Dataset records:

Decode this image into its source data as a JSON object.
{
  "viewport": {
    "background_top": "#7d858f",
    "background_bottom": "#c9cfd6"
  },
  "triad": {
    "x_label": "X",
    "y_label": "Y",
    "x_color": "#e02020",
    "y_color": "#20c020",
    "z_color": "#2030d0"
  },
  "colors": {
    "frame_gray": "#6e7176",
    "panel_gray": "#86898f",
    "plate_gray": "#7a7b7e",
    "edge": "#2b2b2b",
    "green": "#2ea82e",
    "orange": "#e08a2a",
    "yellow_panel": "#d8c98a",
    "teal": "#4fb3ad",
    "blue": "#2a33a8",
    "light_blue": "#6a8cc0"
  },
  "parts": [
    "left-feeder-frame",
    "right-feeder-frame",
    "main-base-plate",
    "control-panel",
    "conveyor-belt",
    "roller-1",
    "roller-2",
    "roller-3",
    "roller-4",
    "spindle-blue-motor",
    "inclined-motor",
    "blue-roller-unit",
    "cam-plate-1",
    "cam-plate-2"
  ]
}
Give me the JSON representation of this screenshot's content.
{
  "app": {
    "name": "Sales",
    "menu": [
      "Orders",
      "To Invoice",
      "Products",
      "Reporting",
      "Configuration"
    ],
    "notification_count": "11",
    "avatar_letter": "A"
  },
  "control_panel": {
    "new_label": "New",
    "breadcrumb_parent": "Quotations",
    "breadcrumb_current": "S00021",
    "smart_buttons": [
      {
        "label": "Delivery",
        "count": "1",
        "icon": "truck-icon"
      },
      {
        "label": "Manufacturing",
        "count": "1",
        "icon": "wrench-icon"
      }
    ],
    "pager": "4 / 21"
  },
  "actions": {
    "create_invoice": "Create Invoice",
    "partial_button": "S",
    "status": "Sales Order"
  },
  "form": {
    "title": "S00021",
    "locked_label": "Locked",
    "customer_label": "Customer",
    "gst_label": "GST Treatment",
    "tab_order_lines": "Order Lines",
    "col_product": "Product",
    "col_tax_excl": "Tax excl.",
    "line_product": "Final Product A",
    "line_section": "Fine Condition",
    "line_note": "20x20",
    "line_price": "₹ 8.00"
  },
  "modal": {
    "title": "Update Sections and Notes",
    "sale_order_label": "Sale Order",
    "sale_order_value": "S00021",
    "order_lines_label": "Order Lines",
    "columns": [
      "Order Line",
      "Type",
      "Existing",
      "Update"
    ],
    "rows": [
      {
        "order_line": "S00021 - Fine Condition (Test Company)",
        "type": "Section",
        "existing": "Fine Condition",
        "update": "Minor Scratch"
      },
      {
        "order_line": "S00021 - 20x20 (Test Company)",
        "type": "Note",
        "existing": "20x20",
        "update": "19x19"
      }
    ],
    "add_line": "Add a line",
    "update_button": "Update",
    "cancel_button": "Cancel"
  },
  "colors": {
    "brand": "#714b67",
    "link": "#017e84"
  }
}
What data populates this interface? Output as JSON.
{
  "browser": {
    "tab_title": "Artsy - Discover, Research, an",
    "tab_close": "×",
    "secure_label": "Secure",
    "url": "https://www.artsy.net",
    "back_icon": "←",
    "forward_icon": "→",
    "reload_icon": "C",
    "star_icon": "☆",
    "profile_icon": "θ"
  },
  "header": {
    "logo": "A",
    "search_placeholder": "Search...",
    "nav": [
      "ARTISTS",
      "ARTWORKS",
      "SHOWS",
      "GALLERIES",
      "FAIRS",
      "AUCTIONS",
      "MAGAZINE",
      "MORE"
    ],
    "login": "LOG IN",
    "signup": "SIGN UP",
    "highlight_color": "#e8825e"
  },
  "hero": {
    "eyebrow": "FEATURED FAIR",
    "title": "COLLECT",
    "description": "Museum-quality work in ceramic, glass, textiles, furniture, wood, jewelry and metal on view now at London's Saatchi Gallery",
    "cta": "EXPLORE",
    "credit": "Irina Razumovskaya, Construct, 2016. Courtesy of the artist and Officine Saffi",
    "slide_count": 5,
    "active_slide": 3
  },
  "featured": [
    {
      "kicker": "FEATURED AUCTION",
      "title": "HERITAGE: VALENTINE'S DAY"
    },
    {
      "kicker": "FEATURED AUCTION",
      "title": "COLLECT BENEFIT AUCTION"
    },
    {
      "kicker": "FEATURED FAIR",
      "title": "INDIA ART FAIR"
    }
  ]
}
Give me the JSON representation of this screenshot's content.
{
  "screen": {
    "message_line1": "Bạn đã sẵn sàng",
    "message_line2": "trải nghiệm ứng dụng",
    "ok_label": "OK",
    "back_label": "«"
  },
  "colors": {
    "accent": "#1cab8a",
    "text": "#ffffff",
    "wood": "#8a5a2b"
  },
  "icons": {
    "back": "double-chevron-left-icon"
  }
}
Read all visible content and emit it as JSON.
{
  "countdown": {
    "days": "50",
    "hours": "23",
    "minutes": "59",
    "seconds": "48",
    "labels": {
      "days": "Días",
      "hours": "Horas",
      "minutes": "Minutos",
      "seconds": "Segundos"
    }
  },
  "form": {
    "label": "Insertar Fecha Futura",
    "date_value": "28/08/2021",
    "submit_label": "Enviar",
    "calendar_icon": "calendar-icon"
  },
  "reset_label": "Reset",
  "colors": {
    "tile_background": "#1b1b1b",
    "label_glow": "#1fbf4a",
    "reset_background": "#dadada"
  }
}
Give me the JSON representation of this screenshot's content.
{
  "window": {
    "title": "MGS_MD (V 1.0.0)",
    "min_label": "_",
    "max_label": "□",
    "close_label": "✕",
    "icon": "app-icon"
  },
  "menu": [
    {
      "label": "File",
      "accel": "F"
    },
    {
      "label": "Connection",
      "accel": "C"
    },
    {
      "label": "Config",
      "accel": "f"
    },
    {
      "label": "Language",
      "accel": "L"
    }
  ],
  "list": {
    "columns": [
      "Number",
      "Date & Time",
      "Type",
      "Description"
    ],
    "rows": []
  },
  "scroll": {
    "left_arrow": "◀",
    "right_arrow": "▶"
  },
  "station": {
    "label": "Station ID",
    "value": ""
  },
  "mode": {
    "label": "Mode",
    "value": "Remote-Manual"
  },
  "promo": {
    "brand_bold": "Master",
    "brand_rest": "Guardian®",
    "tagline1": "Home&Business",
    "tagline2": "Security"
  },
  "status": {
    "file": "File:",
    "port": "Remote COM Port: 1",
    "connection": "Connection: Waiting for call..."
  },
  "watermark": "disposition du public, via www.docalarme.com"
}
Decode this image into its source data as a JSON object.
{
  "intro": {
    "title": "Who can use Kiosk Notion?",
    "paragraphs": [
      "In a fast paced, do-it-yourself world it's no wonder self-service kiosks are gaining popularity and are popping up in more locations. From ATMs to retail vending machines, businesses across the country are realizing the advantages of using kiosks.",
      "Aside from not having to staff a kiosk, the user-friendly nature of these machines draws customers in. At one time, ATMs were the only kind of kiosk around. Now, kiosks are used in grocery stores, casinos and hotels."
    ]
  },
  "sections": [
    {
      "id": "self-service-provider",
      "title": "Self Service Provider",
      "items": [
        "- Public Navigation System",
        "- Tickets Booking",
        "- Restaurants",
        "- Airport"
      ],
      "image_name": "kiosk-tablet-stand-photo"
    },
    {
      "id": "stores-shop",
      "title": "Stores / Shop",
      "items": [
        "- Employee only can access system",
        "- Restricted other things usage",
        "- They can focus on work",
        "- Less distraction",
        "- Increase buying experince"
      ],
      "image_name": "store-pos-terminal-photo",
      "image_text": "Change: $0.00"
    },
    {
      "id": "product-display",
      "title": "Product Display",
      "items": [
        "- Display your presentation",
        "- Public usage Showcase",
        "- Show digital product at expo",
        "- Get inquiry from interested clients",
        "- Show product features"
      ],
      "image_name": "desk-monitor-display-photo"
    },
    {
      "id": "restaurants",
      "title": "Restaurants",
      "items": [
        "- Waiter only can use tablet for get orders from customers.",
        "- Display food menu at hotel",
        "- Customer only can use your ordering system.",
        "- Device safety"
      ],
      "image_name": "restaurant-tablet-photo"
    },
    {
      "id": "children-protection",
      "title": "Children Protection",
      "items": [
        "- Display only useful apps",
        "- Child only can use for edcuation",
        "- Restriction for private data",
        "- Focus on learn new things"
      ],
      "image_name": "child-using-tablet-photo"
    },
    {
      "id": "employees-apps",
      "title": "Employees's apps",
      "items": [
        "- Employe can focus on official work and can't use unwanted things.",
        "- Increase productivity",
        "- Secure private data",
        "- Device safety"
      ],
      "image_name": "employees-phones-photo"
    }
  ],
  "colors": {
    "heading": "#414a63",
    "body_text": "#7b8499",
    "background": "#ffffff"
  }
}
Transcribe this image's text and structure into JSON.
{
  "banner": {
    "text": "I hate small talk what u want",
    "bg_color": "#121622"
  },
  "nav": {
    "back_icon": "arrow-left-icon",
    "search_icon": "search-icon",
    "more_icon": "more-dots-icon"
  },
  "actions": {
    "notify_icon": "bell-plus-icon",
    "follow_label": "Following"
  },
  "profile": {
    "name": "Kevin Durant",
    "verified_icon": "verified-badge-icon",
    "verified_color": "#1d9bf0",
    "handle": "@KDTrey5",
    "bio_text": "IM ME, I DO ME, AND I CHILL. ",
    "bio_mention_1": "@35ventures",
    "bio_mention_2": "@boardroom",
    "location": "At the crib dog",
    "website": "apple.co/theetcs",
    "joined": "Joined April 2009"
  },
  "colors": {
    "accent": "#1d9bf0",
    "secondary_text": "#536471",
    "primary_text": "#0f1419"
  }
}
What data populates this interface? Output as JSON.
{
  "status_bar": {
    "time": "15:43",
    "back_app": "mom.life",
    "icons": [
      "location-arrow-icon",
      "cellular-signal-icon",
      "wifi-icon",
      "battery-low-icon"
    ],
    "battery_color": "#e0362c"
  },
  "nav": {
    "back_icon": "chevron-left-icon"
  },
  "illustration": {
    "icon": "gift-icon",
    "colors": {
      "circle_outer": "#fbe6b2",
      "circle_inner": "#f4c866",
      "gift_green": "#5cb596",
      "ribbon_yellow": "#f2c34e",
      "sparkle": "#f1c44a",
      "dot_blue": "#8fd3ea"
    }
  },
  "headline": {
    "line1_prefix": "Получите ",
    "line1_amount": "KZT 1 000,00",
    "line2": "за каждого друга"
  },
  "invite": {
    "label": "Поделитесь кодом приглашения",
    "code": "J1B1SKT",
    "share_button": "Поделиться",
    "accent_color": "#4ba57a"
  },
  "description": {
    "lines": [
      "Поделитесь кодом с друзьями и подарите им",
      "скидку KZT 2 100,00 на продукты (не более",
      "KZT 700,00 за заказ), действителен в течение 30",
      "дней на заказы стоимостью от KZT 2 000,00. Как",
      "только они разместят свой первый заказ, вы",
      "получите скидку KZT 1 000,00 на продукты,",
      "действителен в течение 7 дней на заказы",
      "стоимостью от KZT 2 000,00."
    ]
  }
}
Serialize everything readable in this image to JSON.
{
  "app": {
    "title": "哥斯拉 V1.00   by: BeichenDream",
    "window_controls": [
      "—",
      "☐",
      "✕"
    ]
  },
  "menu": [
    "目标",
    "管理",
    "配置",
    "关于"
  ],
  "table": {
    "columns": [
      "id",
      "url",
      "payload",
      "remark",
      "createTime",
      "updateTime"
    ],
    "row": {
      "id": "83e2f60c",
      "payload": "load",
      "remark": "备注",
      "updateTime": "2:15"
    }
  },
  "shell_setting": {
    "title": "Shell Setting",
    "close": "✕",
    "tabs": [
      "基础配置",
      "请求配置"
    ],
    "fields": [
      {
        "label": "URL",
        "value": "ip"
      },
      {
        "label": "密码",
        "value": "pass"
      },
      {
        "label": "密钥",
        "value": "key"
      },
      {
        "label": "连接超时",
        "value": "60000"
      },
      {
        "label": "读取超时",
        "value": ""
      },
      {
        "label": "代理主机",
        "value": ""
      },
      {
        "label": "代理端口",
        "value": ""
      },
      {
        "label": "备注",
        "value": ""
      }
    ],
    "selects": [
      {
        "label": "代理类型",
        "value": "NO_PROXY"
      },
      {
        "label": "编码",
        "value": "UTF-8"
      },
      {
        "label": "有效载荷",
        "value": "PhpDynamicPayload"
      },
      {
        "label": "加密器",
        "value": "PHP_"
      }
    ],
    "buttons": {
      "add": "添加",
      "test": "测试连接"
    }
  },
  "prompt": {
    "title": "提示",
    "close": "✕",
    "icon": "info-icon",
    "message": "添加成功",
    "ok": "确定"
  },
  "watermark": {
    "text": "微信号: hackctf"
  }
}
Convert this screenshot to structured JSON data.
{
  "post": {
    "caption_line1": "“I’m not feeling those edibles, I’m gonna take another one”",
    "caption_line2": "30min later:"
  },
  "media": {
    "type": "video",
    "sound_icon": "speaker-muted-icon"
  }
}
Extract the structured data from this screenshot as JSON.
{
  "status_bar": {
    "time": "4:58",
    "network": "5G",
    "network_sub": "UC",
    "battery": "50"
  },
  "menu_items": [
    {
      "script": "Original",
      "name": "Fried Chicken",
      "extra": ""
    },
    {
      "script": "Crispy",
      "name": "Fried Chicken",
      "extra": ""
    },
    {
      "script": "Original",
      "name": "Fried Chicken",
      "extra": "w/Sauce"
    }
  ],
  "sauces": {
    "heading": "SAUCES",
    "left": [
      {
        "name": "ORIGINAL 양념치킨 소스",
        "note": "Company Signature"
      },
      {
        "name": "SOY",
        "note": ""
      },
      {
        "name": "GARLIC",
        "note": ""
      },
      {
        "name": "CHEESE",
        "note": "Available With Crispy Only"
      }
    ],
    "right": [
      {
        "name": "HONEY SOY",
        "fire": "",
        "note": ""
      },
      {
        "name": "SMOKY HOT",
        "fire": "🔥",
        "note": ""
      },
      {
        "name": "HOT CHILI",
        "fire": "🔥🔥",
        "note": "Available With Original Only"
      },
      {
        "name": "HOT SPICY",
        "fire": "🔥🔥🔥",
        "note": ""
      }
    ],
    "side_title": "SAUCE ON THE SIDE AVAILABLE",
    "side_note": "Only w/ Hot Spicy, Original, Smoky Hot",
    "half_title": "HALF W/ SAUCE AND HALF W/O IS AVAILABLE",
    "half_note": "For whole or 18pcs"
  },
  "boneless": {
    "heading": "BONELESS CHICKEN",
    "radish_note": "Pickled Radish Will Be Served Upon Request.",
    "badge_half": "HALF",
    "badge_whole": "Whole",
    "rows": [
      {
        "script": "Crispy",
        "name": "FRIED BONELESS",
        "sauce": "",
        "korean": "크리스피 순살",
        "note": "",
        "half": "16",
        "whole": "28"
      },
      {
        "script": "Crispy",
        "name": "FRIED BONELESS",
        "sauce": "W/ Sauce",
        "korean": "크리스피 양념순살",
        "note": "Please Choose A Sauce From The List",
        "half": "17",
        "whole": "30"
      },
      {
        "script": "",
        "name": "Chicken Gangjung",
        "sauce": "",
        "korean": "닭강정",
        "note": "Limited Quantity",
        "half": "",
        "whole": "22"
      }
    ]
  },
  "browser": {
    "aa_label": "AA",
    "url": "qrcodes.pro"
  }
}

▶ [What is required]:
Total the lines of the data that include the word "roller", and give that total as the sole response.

▶ [Solution to the problem]:
5